Quick: who—aside from you, your immediate family, and your dog—are the people most excited about your book, most ready to talk about it with their friends, and best equipped to talk about your book’s virtues? Anyone?

Well, there are lots of possible answers for each of those questions, but when it comes to identifying the whole bunch, I’d bet it’s a group that you haven’t thought much about: The people who have just finished the last page.

Think about it. If someone has actually finished your book, they’re committed to it. They’re interested in what you have had to say, and it’s fresh in their minds. They are your ideal advocates, your perfect evangelists for generating more excitement about your work and making sure that people hear about it. So what are you doing to harness that potential?

Most self-publishers don’t do much of anything. Maybe they put a bio at the back, and, possibly a link to their web page. Commercial publishers don’t do a whole lot more—they’ll put a list of similar titles the reader might be interested in, and, if they’re very twenty-first century, they’ll hyperlink those titles to the appropriate pages on their site.

Those are all really, really good ideas, and a great way to make the next sale. Is that enough? No, no, no.

What are you going to do to make sure that this title finds its audience? How are you going to harness that band of potential sales reps who’ve just finished your book and really want to talk with someone about it? I was thinking about this recently, and realized that the answer was pretty simple, when you remember that an ebook is simply a specialized web page. You do something like this: Continue reading Six things you should be including in your ebook (and probably aren’t)

Six things you should be including in your ebook (and probably aren't)

Or, How to Use Your Ebooks as Your Best Marketing Platform

Last month I came up with a flash of inspiration: a way to use ebooks to market themselves. After trying it out on a number of my own ebooks, I wrote a post for Joel Friedlander’s wonderful resource for independent publishers, TheBookDesigner.com.

That post sparked a lot of interest and so I knew I wanted to share it here as well. (Since a number of folks have asked: yes, I will help you do this if you’d like. The directions here should be easy to follow — for someone comfortable getting in under the HTML hood of an ebook. Not everyone is, however, and so I can provide assistance.

I’ve created a service to add these buttons to your ebook; head on over to our new order page for Smidget — the social media widget for ebooks!

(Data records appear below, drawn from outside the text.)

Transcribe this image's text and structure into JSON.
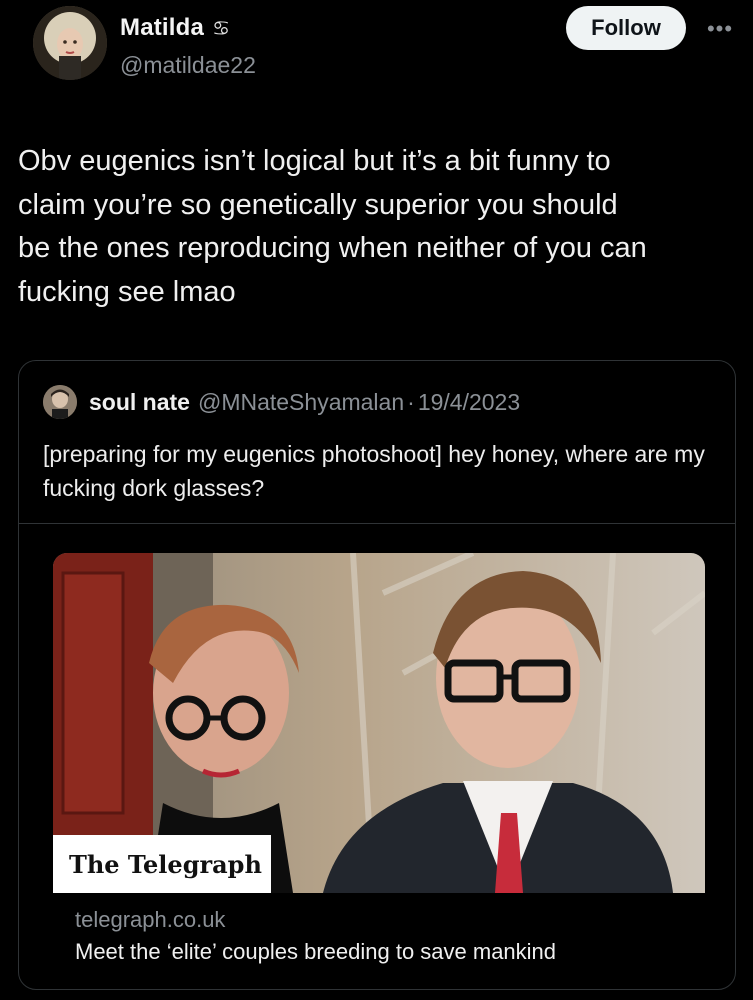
{
  "author": {
    "display_name": "Matilda",
    "name_emoji": "♋",
    "handle": "@matildae22"
  },
  "actions": {
    "follow_label": "Follow",
    "more_label": "•••"
  },
  "tweet": {
    "text": "Obv eugenics isn’t logical but it’s a bit funny to\nclaim you’re so genetically superior you should\nbe the ones reproducing when neither of you can\nfucking see lmao"
  },
  "quote": {
    "name": "soul nate",
    "handle": "@MNateShyamalan",
    "separator": "·",
    "date": "19/4/2023",
    "text": "[preparing for my eugenics photoshoot] hey honey, where are my fucking dork glasses?"
  },
  "link_card": {
    "publisher": "The Telegraph",
    "domain": "telegraph.co.uk",
    "title": "Meet the ‘elite’ couples breeding to save mankind"
  },
  "icons": {
    "more": "more-horizontal-icon"
  }
}
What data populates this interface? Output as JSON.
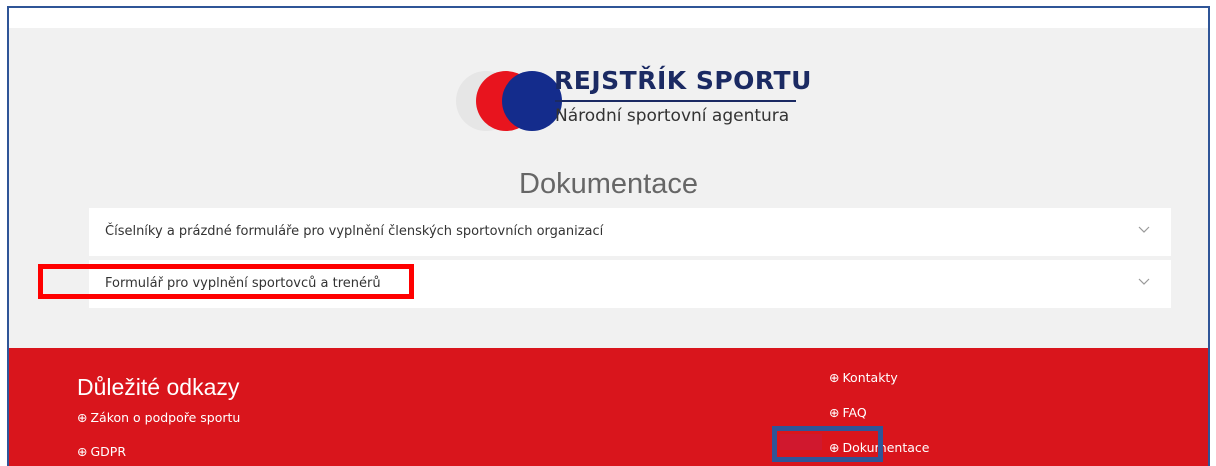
{
  "logo": {
    "title": "REJSTŘÍK SPORTU",
    "subtitle": "Národní sportovní agentura",
    "colors": {
      "grey": "#e6e6e6",
      "red": "#e8141e",
      "blue": "#142c8c"
    }
  },
  "page": {
    "title": "Dokumentace"
  },
  "accordion": {
    "items": [
      {
        "label": "Číselníky a prázdné formuláře pro vyplnění členských sportovních organizací",
        "icon": "chevron-down-icon"
      },
      {
        "label": "Formulář pro vyplnění sportovců a trenérů",
        "icon": "chevron-down-icon"
      }
    ]
  },
  "footer": {
    "heading": "Důležité odkazy",
    "background": "#d9151c",
    "left_links": [
      {
        "label": "Zákon o podpoře sportu",
        "icon": "circle-arrow-right-icon"
      },
      {
        "label": "GDPR",
        "icon": "circle-arrow-right-icon"
      }
    ],
    "right_links": [
      {
        "label": "Kontakty",
        "icon": "circle-arrow-right-icon"
      },
      {
        "label": "FAQ",
        "icon": "circle-arrow-right-icon"
      },
      {
        "label": "Dokumentace",
        "icon": "circle-arrow-right-icon"
      }
    ]
  },
  "annotations": {
    "red_box_color": "#ff0000",
    "blue_box_color": "#2f5597"
  },
  "icons": {
    "link_glyph": "⊕"
  }
}
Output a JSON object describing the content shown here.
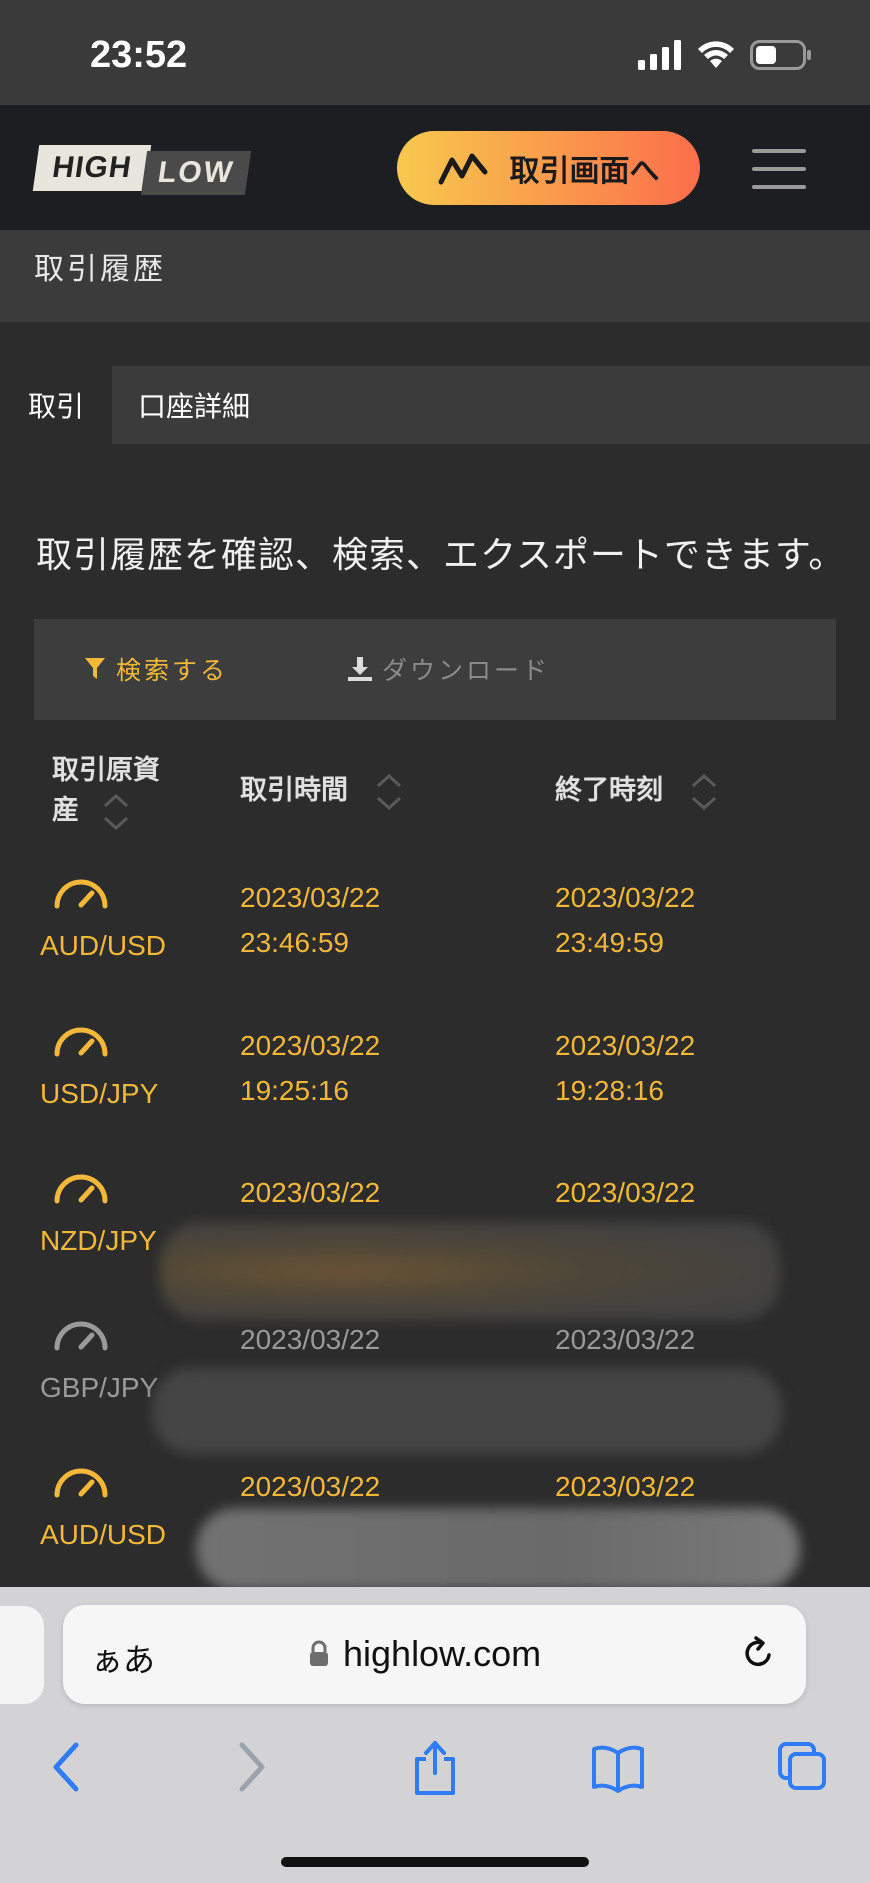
{
  "status_bar": {
    "time": "23:52"
  },
  "header": {
    "logo": {
      "high": "HIGH",
      "low": "LOW"
    },
    "trade_button_label": "取引画面へ"
  },
  "page_title": "取引履歴",
  "tabs": [
    {
      "label": "取引",
      "active": true
    },
    {
      "label": "口座詳細",
      "active": false
    }
  ],
  "intro_text": "取引履歴を確認、検索、エクスポートできます。",
  "toolbar": {
    "search_label": "検索する",
    "download_label": "ダウンロード"
  },
  "table": {
    "columns": [
      "取引原資産",
      "取引時間",
      "終了時刻"
    ],
    "column_first_line1": "取引原資",
    "column_first_line2": "産",
    "rows": [
      {
        "asset": "AUD/USD",
        "trade_date": "2023/03/22",
        "trade_time": "23:46:59",
        "end_date": "2023/03/22",
        "end_time": "23:49:59",
        "color": "#f3b839"
      },
      {
        "asset": "USD/JPY",
        "trade_date": "2023/03/22",
        "trade_time": "19:25:16",
        "end_date": "2023/03/22",
        "end_time": "19:28:16",
        "color": "#f3b839"
      },
      {
        "asset": "NZD/JPY",
        "trade_date": "2023/03/22",
        "trade_time": "",
        "end_date": "2023/03/22",
        "end_time": "",
        "color": "#f3b839"
      },
      {
        "asset": "GBP/JPY",
        "trade_date": "2023/03/22",
        "trade_time": "",
        "end_date": "2023/03/22",
        "end_time": "",
        "color": "#9a9a9a"
      },
      {
        "asset": "AUD/USD",
        "trade_date": "2023/03/22",
        "trade_time": "",
        "end_date": "2023/03/22",
        "end_time": "",
        "color": "#f3b839"
      }
    ]
  },
  "browser": {
    "aa_label": "ぁあ",
    "url": "highlow.com"
  },
  "colors": {
    "accent_gold": "#f3b839",
    "header_bg": "#1d1e21",
    "page_bg": "#2c2c2c",
    "ios_blue": "#2f7cf6"
  }
}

Quick: who—aside from you, your immediate family, and your dog—are the people most excited about your book, most ready to talk about it with their friends, and best equipped to talk about your book’s virtues? Anyone?

Well, there are lots of possible answers for each of those questions, but when it comes to identifying the whole bunch, I’d bet it’s a group that you haven’t thought much about: The people who have just finished the last page.

Think about it. If someone has actually finished your book, they’re committed to it. They’re interested in what you have had to say, and it’s fresh in their minds. They are your ideal advocates, your perfect evangelists for generating more excitement about your work and making sure that people hear about it. So what are you doing to harness that potential?

Most self-publishers don’t do much of anything. Maybe they put a bio at the back, and, possibly a link to their web page. Commercial publishers don’t do a whole lot more—they’ll put a list of similar titles the reader might be interested in, and, if they’re very twenty-first century, they’ll hyperlink those titles to the appropriate pages on their site.

Those are all really, really good ideas, and a great way to make the next sale. Is that enough? No, no, no.

What are you going to do to make sure that this title finds its audience? How are you going to harness that band of potential sales reps who’ve just finished your book and really want to talk with someone about it? I was thinking about this recently, and realized that the answer was pretty simple, when you remember that an ebook is simply a specialized web page. You do something like this: Continue reading Six things you should be including in your ebook (and probably aren't)